"A woman of Auchencreath, in Nithsdale, was one day sifting meal warm from the mill: a little, cleanly-arrayed, beautiful woman, came to her, holding out a bason on antique workmanship, requesting her courteously to fill it with her new meal. Her demand was cheerfully complied with. In a week the comely little dame returned with the borrowed meal. She breathed over it, setting it down bason and all, saying aloud, 'be never toom.' The gude-wife lived to a goodly age, without ever seeing the bottom of her blessed bason."It is said in Galloway and Nithsdale to be very bad luck to plow certain fields deemed to be the rallying places of fairies, often marked with an old thorn tree in the middle, as told in this story:
"Two lads were opening with the plow one of these fields, and one of them had described a circle around the Fairy thorn, which was not to be plowed. they were surprised, when, on ending the furrow, a green table was placed there, heaped with the choicest cheese, bread and wine.

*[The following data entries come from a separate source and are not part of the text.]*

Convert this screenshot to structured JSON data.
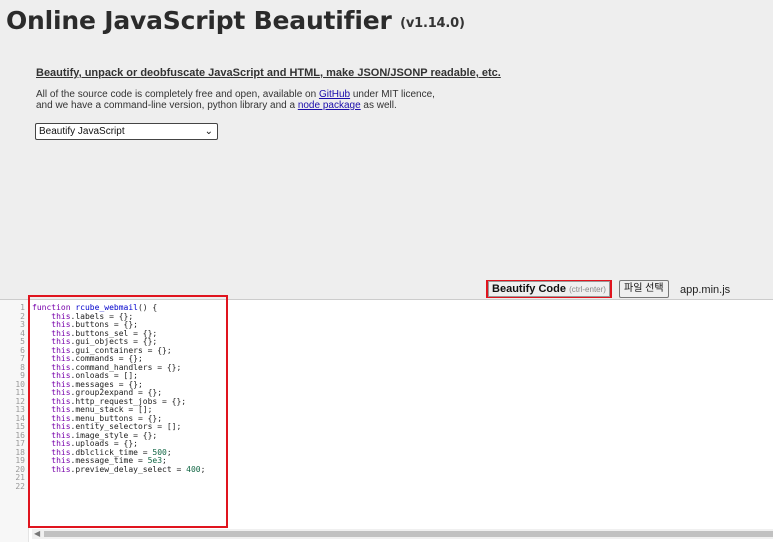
{
  "header": {
    "title": "Online JavaScript Beautifier",
    "version": "(v1.14.0)"
  },
  "intro": {
    "tagline": "Beautify, unpack or deobfuscate JavaScript and HTML, make JSON/JSONP readable, etc.",
    "line1_before": "All of the source code is completely free and open, available on ",
    "github_link": "GitHub",
    "line1_after": " under MIT licence,",
    "line2_before": "and we have a command-line version, python library and a ",
    "node_link": "node package",
    "line2_after": " as well."
  },
  "mode_select": {
    "value": "Beautify JavaScript"
  },
  "toolbar": {
    "beautify_label": "Beautify Code",
    "beautify_hint": "(ctrl-enter)",
    "file_button": "파일 선택",
    "file_name": "app.min.js"
  },
  "accent_colors": {
    "highlight": "#e0141e",
    "keyword": "#7700aa",
    "function_name": "#0000cc",
    "number": "#116644",
    "link": "#1a0dab"
  },
  "editor": {
    "line_numbers": [
      "1",
      "2",
      "3",
      "4",
      "5",
      "6",
      "7",
      "8",
      "9",
      "10",
      "11",
      "12",
      "13",
      "14",
      "15",
      "16",
      "17",
      "18",
      "19",
      "20",
      "21",
      "22"
    ],
    "lines": [
      {
        "indent": "",
        "kw": "function",
        "rest": " ",
        "fn": "rcube_webmail",
        "tail": "() {",
        "num": ""
      },
      {
        "indent": "    ",
        "kw": "this",
        "rest": ".labels = {};",
        "fn": "",
        "tail": "",
        "num": ""
      },
      {
        "indent": "    ",
        "kw": "this",
        "rest": ".buttons = {};",
        "fn": "",
        "tail": "",
        "num": ""
      },
      {
        "indent": "    ",
        "kw": "this",
        "rest": ".buttons_sel = {};",
        "fn": "",
        "tail": "",
        "num": ""
      },
      {
        "indent": "    ",
        "kw": "this",
        "rest": ".gui_objects = {};",
        "fn": "",
        "tail": "",
        "num": ""
      },
      {
        "indent": "    ",
        "kw": "this",
        "rest": ".gui_containers = {};",
        "fn": "",
        "tail": "",
        "num": ""
      },
      {
        "indent": "    ",
        "kw": "this",
        "rest": ".commands = {};",
        "fn": "",
        "tail": "",
        "num": ""
      },
      {
        "indent": "    ",
        "kw": "this",
        "rest": ".command_handlers = {};",
        "fn": "",
        "tail": "",
        "num": ""
      },
      {
        "indent": "    ",
        "kw": "this",
        "rest": ".onloads = [];",
        "fn": "",
        "tail": "",
        "num": ""
      },
      {
        "indent": "    ",
        "kw": "this",
        "rest": ".messages = {};",
        "fn": "",
        "tail": "",
        "num": ""
      },
      {
        "indent": "    ",
        "kw": "this",
        "rest": ".group2expand = {};",
        "fn": "",
        "tail": "",
        "num": ""
      },
      {
        "indent": "    ",
        "kw": "this",
        "rest": ".http_request_jobs = {};",
        "fn": "",
        "tail": "",
        "num": ""
      },
      {
        "indent": "    ",
        "kw": "this",
        "rest": ".menu_stack = [];",
        "fn": "",
        "tail": "",
        "num": ""
      },
      {
        "indent": "    ",
        "kw": "this",
        "rest": ".menu_buttons = {};",
        "fn": "",
        "tail": "",
        "num": ""
      },
      {
        "indent": "    ",
        "kw": "this",
        "rest": ".entity_selectors = [];",
        "fn": "",
        "tail": "",
        "num": ""
      },
      {
        "indent": "    ",
        "kw": "this",
        "rest": ".image_style = {};",
        "fn": "",
        "tail": "",
        "num": ""
      },
      {
        "indent": "    ",
        "kw": "this",
        "rest": ".uploads = {};",
        "fn": "",
        "tail": "",
        "num": ""
      },
      {
        "indent": "    ",
        "kw": "this",
        "rest": ".dblclick_time = ",
        "fn": "",
        "tail": ";",
        "num": "500"
      },
      {
        "indent": "    ",
        "kw": "this",
        "rest": ".message_time = ",
        "fn": "",
        "tail": ";",
        "num": "5e3"
      },
      {
        "indent": "    ",
        "kw": "this",
        "rest": ".preview_delay_select = ",
        "fn": "",
        "tail": ";",
        "num": "400"
      }
    ]
  }
}
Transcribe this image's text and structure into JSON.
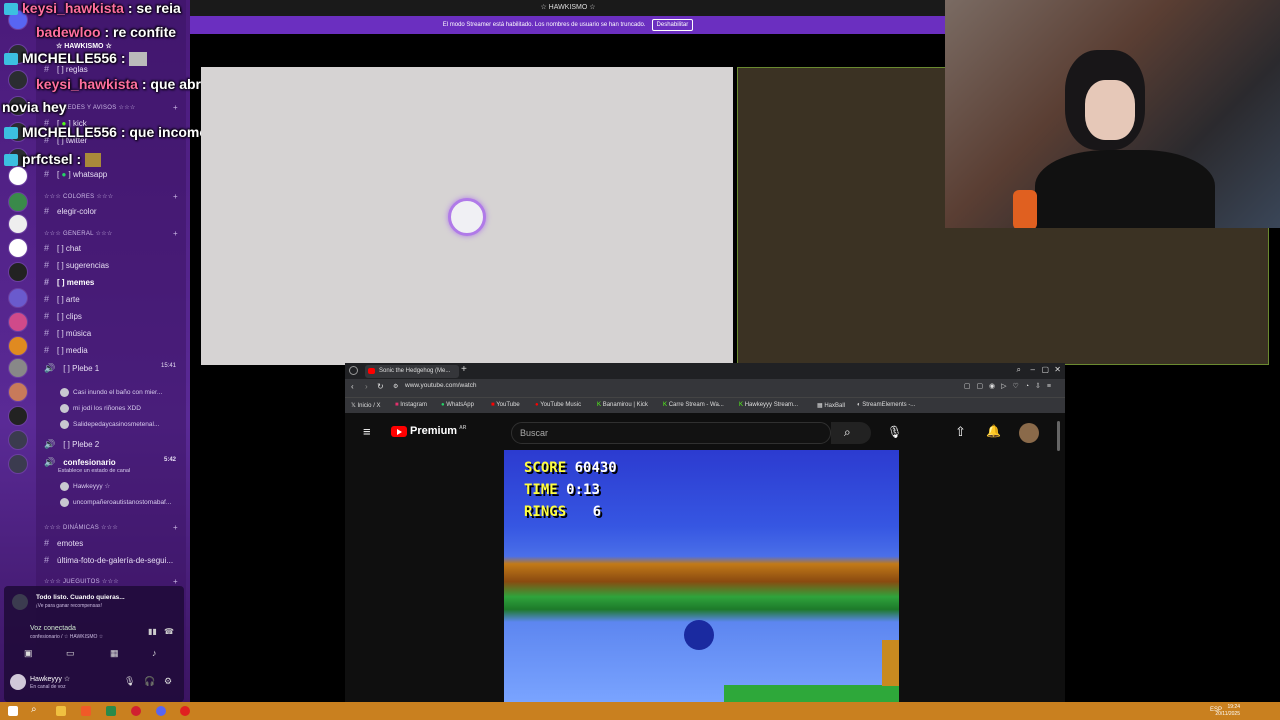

He who marked out the thorn, sat down without hesitation, eating and drinking heartily, saying, 'fair fa' the hands whilk gie.' His fellow-servant lashed his steeds, refusing to partake. The courteous plow-man 'thrave,' said my informer, 'like a breckan, and was a proverb for wisdom, and an orable of local rural knowledge ever after!'"Unfortunately, or fortunately for those who crossed them, the fairies were said to have left the Nithdale and Galloway area around the year of 1790:
"The 'Fairy Farewel,' is a circumstance that happened about twenty years ago, and is well remembered. The sun was setting on a fine summer's evening, and the peasantry were returning from labour, when, on the side of a green hill, appeared a procession of thousands of apparently little boys, habited in mantles of green, freckled with light. One, taller than the rest, ran before them, and seemed to enter the hill, and again appeared at its summit. This was repeated three times, and all vanished. The peasantry, who beheld it, called it 'The Fareweel o' the Fairies to the Burrow hill!'So it appears that I'm over 220 years too late with my visit! Though I wouldn't be surprised if the fairies have sneaked back to the area, or stealthily emerged from one of the many cairns in the area, finally leaving their green grassy hills behind and moving into nearby forests. Below are some photos taken on my visit to Galloway and Nithsdale, locations include the walk to St Ninian's Cave, Cairn Holy II, and nearby forests.
P.S. A request for help! Currently researching a fairy story of a piper visiting fairy caves near Grennan on the Mull of Galloway. Any help would be gratefully appreciated!
Sources & Further Information
Remains of Nithsdale and Galloway Song, R. H. Cromek
Cairnholy, Modern Antiquarian